With that in mind, Mozeliak & Co. made it a point to begin accruing young talent, power arms in particular. A few years later, those efforts are beginning to pay off in the form of Lance Lynn, Joe Kelly and Trevor Rosenthal. Minor leaguers Shelby Miller, Carlos Martinez and Tyrell Jenkins are close behind. The Cardinals suddenly have one of the most impressive stables of young arms in baseball.
If the Cardinals are to continue to field a winning team, those young arms will play a vital role. History has shown us that it's unrealistic to expect all those arms to develop into major league contributors, but the odds of at least one of them becoming a passable member of a major league rotation are considerably better.
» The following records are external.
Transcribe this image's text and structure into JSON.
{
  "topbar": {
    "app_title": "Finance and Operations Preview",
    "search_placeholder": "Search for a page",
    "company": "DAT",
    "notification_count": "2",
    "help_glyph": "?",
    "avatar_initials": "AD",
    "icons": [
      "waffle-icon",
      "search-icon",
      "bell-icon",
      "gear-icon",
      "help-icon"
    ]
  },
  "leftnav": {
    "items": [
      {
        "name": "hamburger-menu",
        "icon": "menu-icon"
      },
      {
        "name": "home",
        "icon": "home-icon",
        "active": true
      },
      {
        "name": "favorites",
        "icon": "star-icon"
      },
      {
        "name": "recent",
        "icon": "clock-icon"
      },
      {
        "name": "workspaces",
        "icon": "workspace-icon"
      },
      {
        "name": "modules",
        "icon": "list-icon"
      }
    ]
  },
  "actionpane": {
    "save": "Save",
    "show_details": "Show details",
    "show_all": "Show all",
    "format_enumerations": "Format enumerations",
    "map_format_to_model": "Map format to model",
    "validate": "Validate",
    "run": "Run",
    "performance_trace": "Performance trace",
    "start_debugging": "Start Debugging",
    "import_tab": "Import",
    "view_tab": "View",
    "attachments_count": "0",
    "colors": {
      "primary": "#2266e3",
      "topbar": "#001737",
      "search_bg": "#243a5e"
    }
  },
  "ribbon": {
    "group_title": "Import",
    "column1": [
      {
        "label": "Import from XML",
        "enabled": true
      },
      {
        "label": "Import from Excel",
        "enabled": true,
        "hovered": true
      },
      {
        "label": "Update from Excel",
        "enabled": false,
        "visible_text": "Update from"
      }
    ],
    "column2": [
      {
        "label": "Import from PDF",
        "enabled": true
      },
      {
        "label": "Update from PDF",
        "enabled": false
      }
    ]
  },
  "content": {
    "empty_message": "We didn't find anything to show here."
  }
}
Lynn is Exhibit A. In 2008, his best year as a Cardinal to date, Lohse posted a fWAR of 3.1. So far this year, Lynn has already posted a fWAR of 2.3 and, assuming he continues to pitch close to the level he has thus far, will probably provide another win before the season is over. For $11 million less, Lynn has been just as productive as Lohse this year.
Lohse's age is also an issue, albeit not as large an issue as it may seem. Because he relies more on weak contact than strikeouts, the loss of velocity that comes with pitcher aging is less of a concern for a pitcher like Lohse. In fact, by the end of the season Lohse will have actually posted two of the highest fWARs of his career in the last two seasons. But Lohse isn't a freak of nature. The fact is that pitchers get worse, not better, the further they get from 30.
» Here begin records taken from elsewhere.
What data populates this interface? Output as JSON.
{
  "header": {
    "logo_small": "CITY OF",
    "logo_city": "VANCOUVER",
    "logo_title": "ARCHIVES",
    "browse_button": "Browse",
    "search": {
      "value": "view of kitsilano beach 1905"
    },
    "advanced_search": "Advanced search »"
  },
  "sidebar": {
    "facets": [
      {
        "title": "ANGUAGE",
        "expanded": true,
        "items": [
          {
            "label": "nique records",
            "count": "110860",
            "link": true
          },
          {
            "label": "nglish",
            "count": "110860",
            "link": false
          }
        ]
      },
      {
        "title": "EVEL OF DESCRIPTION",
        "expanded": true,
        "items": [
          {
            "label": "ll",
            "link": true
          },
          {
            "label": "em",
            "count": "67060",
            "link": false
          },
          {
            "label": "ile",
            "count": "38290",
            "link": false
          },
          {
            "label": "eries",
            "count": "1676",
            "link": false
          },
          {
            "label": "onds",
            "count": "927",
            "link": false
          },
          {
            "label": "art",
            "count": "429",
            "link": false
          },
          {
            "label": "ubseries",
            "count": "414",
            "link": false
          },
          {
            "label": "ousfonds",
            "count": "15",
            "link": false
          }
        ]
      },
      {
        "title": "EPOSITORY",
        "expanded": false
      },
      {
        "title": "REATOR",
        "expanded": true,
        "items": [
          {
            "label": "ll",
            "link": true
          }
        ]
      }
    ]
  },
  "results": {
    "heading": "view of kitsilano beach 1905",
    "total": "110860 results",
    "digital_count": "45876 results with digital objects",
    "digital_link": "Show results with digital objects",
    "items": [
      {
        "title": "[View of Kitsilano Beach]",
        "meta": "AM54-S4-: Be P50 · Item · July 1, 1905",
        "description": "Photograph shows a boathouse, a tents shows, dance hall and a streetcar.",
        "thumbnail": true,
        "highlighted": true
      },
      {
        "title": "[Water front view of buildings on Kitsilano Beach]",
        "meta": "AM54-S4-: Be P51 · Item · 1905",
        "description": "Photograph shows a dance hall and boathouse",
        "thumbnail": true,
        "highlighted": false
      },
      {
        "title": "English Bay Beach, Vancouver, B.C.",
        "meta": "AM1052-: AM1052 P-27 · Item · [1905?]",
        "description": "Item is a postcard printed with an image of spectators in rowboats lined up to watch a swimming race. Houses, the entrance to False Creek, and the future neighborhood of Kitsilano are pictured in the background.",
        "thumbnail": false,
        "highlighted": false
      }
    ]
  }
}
Even if it's expected that Lohse won't drop off a cliff, any regression in coming years would greatly impact his value. As said, his ceiling is about a 3-win pitcher; his floor is a replacement-level starter. To justify a contract that averages eight figures per year, Lohse would have to be at or near his 2012 level for the duration of the deal. And the harsh reality is that over the course of his career he's proven to be closer to replacement level than his contract year performances suggest.
Adam Wainwright has proven quite the opposite. Wainwright is in the discussion of the game's true aces, and in short order he will want to be paid like one as well. In early April, Matt Cain was given a six-year, $127.5 million deal, averaging just over $21 million per year. Just this week the Phillies signed Cole Hamels to a six-year, $144 million deal, or approximately $24 million per year. Wainwright will be in that ballpark. He's making $9 million this year and $12 million next, so a conservative guess would be that Wainwright would receive a $10 million raise in 2014.
The Cardinals aren't in a terrible spot here. Lance Berkman's $12 million will be coming off the books after this year, and both Carlos Beltran and Chris Carpenter will likely be gone after next year. The Cardinals will have the funds to pay Wainwright. But Matt Holliday will still be making $17 million annually, and Yadier Molina will make no less than $14 million each year until 2017.
There's also no telling how much guys like Allen Craig, David Freese, Jon Jay, etc., will command in the coming years. Like cheap pitching will help in coming years, cheap hitting has allowed the Cardinals to contend the past few years. Soon, that cheap hitting will be less cheap. The more the team can save on marginal upgrades to the back end of the starting rotation, the more it can afford to keep around elite-level pitchers at the front end.
There's no doubt that Kyle Lohse is having a spectacular season. Even though he'll turn 34 in October, Lohse is a nice pitcher who will almost certainly get paid by someone. But the Cardinals are in a position where they don't need to be, nor do they have the luxury of being, one of his suitors.